How to handle wardrobing, serial returns, and stolen item returns
Updated: Jan 17, 2020
The return of used, non-defective merchandise known as wardrobing, is a hard issue to solve. In fact you can't. You can only mitigate the problem by reminding repeat offenders that you have a strict return policy. That in itself probably won't stop them but, if done right you can make it enough of a deterrent. At the very least you will get that product back on the shelf where it belongs, ready for sale in a timely manner.
Your goal is to get that product back as soon as possible and without any damage.
All that said, assuming this is not rampant behavior by a majority of your customers; ignore it. Focus on making profit during this peak time. Accept this bad behavior as the cost of doing business. In my post titled “Return Fraud : to catch a thief”, I explain that fraud only counts for 5% of your product returns. 95% of your customers wishing to return a product are legitimate, decent people. As a result, you should be focused on turning the 95% of your returns into exchanges rather than playing detective. Read it now.
What if wardrobing really is a problem in your store.
…It's not but let's just pretend that it is. Let's pretend that a customer walks into your shop every friday and picks a set of speakers off your shelf for one time use at a big party! These 'borrowed' speakers will be centre stage. Literally. Yes, you could confront them and refuse to sell to them. Given today's state of social media; I would say that will backfire. You could cast a lot of shade at the cash and go over your extensive return policy:
stamp the receipt of repeat offenders - “return policy explained”
limited time for returns (30 days has become standard)
offer store credit only
original packaging in its original condition

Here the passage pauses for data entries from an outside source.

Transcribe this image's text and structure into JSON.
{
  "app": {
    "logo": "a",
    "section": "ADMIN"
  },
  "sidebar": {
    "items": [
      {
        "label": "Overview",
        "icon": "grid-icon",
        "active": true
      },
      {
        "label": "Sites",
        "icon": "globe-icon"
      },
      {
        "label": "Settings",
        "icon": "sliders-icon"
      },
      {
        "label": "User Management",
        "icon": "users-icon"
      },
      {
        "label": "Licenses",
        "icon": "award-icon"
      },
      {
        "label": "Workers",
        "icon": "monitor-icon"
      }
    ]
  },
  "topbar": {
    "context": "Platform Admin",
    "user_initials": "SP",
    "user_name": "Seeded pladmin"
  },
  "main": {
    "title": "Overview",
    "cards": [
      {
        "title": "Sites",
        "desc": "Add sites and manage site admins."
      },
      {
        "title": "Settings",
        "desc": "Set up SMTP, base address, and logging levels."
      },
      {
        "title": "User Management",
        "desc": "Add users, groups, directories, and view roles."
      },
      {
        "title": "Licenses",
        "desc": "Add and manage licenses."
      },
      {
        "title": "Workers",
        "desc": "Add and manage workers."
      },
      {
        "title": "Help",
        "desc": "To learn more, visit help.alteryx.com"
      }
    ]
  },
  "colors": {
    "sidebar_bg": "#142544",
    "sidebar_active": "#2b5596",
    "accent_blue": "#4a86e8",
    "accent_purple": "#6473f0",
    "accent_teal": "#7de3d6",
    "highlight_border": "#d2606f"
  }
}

valid receipt or something to show that it came from your store
returns without a receipt are marked down to the lowest sale price (this ensures that you don't return a product for more that it was possibly sold for)
restocking fee after grace period
Offer incentive to return quickly: e.g. 5% discount off any purchase made at the time of the return - if returned in two days.
…but they are still going to borrow your speakers.
Your intention is to politely discourage this customer from making a return by making the process laborious. That said, you must not give other good customers the impression that returns are not welcome here. You don't want discourage legitimate customers from making a purchase.
In the end Wardrobing is not illegal and beyond your return policy; there is not much you can do to stop it. So it's time you had them work for you…
Think of wardrobing as advertising
Here is a crazy idea. You know this person is 'wardrobing'. Find out why? Do they attend many events that require fancy dresses? Are they hosting a massive party? One with tons of attendees; potential customers? — Why not strike a deal. Be entrepreneurial! Offer to sell them products with no hassle returns so long as the product is in good condition in exchange for customer reviews. Turn something bad into something good! Turn them into an evangelist. Promote them to your customers! Require them to write a testimonial or review on google, FaceBook and or your site. Use them!
PLEASE NOTE there is a difference between repeat returns and wardrobing. Some people can't help but buy things, constantly. They can't afford them. They return them and repeat. This is not wardrobing. This is an addiction. As I said earlier talk to them. Recognize them and suggest they find a store with better products. Take the rush out of buying in your store and they will move on.
There is one alternative; one technique I use and find very effective. Honesty.
Approach this customer while they are browsing. Be welcoming but express surprise at their return to your store. Explain that you noticed how often if not always they return their purchase. Clearly the products in your store do not meet their standards and perhaps they would do better to shop elsewhere. This often catches them off guard and they agree, leaving your store. The advantage to this technique is two fold. One, remaining polite; your intervention takes place away from the cash and other customers about to give you money. Two, everyone expects a hassle during a return but no one expects to be turned away during the browsing phase. You've just nipped that disaster in the bud.
How to handle a stolen return
This one is actually easy. Just do it. Honestly they have already stolen the item. Even if you suspect they stole it, how do you prove it. Odds are you can't. They walked in with it and they will walk out with it. Your best policy is to inspect the item as per your store policy and give the store credit for the item without a receipt. It's galling but there it is. Get them on camera and make sure all staff are aware that this individual is not to be trusted in your store. The end.
Don't let one bad customer hold you back from being amazing to all of the customers that deserve your time.